Being cured of hepatitis C reduces the risk of non-liver related diseases

The risks of having several non-liver related complications related to hepatitis C are reduced after a person is cured of hepatitis C, reported researchers in the journal Gut.

This was a retrospective study of data from patients in the U.S. Veterans Affairs HCV Clinical Case Registry. Each person had tested positive for hepatitis C RNA between 1999 and 2009. People who received hepatitis C treatment took interferon-based therapy.

The study population comprised 161,000 HCV RNA-positive people, of whom 31,000 received treatment and 10,500 were cured.

The researchers evaluated the risk of having eight different non-liver related conditions in people treated and cured of hepatitis C compared to people who were not treated for hepatitis C.

Compared to participants who were not treated, participants who were treated and cured of hepatitis C were less likely to have the following conditions:

  • Mixed cryoglobulinaemia (a blood disorder), adjusted hazard ration (aHR) = 0.61
  • Glomerulonephritis (a type of kidney disease), aHR = 0.62
  • Porphyria cutanea tarda or PCT (a build up of chemicals that affects the skin and nervous system), aHR = 0.41
  • Non-Hodgkin lymphoma (a cancer that starts in blood cells), aHR = 0.64
  • Diabetes mellitus, aHR = 0.82
  • Stroke, aHR = 0.84

The researchers also examined the likelihood of having lichen planus (an itchy rash) and coronary heart disease but did not find a reduced risk in people who were cured of hepatitis C.

When people who were treated and cured were compared to people who were treated but not cured, people who were cured had a lower risk of mixed cryoglobulinaemia (aHR = 0.55), glomerulonephritis (aHR = 0.75), PCT (aHR = 0.31) and diabetes (aHR = 0.72).

Treatment was only protective against the risk of glomerulonephritis and stroke if started within one or two years of a hepatitis C diagnosis. Treatment was only beneficial in reducing the risk of non-Hodgkin lymphoma if started within a year of diagnosis.

According to the researchers, “we observed a significant reduction in the risk of several extra-hepatic manifestations (EHMs) of chronic hepatitis C with [treatment] and attainment of sustained virological response (SVR).” (infohep.org, July 2017)
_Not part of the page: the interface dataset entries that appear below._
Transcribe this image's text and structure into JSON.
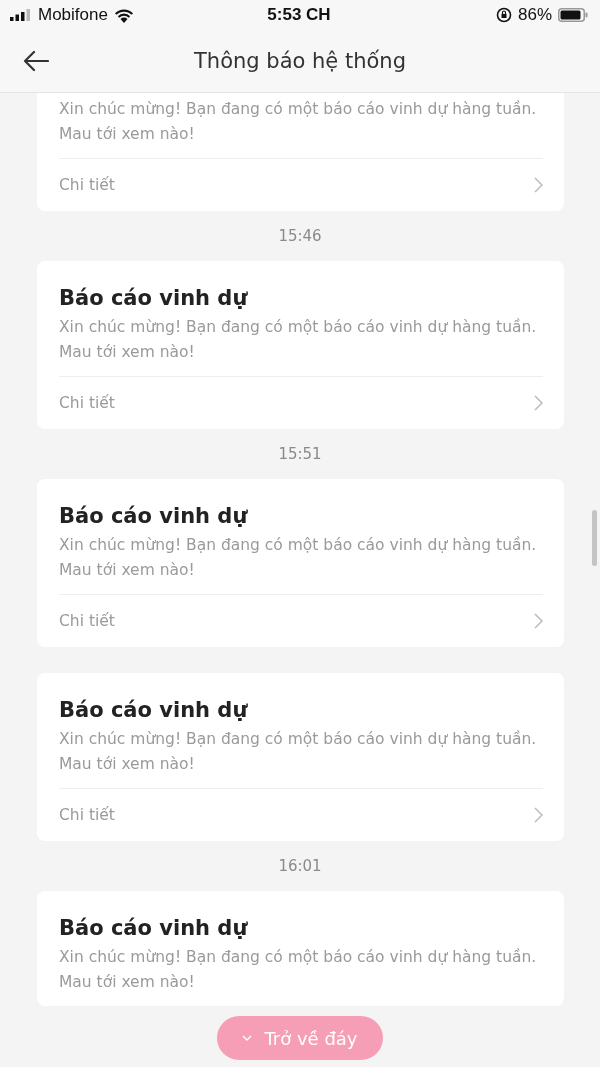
{
  "status_bar": {
    "carrier": "Mobifone",
    "time": "5:53 CH",
    "battery": "86%"
  },
  "header": {
    "title": "Thông báo hệ thống"
  },
  "notifications": [
    {
      "message": "Xin chúc mừng! Bạn đang có một báo cáo vinh dự hàng tuần. Mau tới xem nào!",
      "link": "Chi tiết"
    },
    {
      "time": "15:46",
      "title": "Báo cáo vinh dự",
      "message": "Xin chúc mừng! Bạn đang có một báo cáo vinh dự hàng tuần. Mau tới xem nào!",
      "link": "Chi tiết"
    },
    {
      "time": "15:51",
      "title": "Báo cáo vinh dự",
      "message": "Xin chúc mừng! Bạn đang có một báo cáo vinh dự hàng tuần. Mau tới xem nào!",
      "link": "Chi tiết"
    },
    {
      "title": "Báo cáo vinh dự",
      "message": "Xin chúc mừng! Bạn đang có một báo cáo vinh dự hàng tuần. Mau tới xem nào!",
      "link": "Chi tiết"
    },
    {
      "time": "16:01",
      "title": "Báo cáo vinh dự",
      "message": "Xin chúc mừng! Bạn đang có một báo cáo vinh dự hàng tuần. Mau tới xem nào!"
    }
  ],
  "scroll_button": {
    "label": "Trở về đáy"
  }
}
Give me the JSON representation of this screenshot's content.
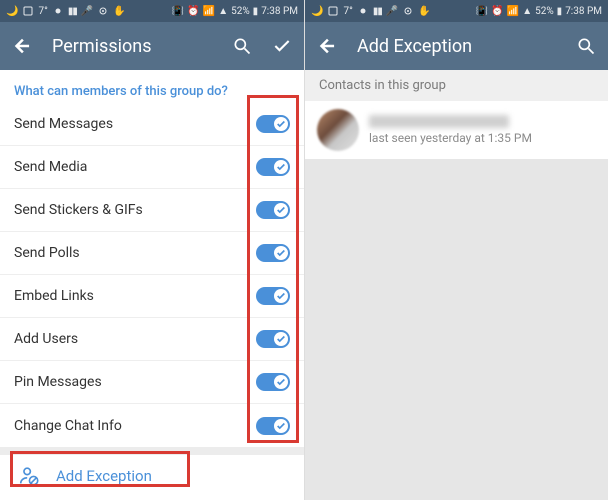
{
  "status": {
    "temp": "7°",
    "battery": "52%",
    "time": "7:38 PM"
  },
  "left": {
    "title": "Permissions",
    "section": "What can members of this group do?",
    "perms": [
      {
        "label": "Send Messages",
        "on": true
      },
      {
        "label": "Send Media",
        "on": true
      },
      {
        "label": "Send Stickers & GIFs",
        "on": true
      },
      {
        "label": "Send Polls",
        "on": true
      },
      {
        "label": "Embed Links",
        "on": true
      },
      {
        "label": "Add Users",
        "on": true
      },
      {
        "label": "Pin Messages",
        "on": true
      },
      {
        "label": "Change Chat Info",
        "on": true
      }
    ],
    "add_exception": "Add Exception"
  },
  "right": {
    "title": "Add Exception",
    "group_header": "Contacts in this group",
    "contact_status": "last seen yesterday at 1:35 PM"
  }
}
Straight to the source for new science

Direct-acting antiviral therapy decreases hepatocellular carcinoma recurrence rate in cirrhotic patients with chronic hepatitis C, Liver International, August 2017

Acceptability and design preferences of supervised injection services among people who inject drugs in a mid-sized Canadian city, Harm Reduction Journal, July 2017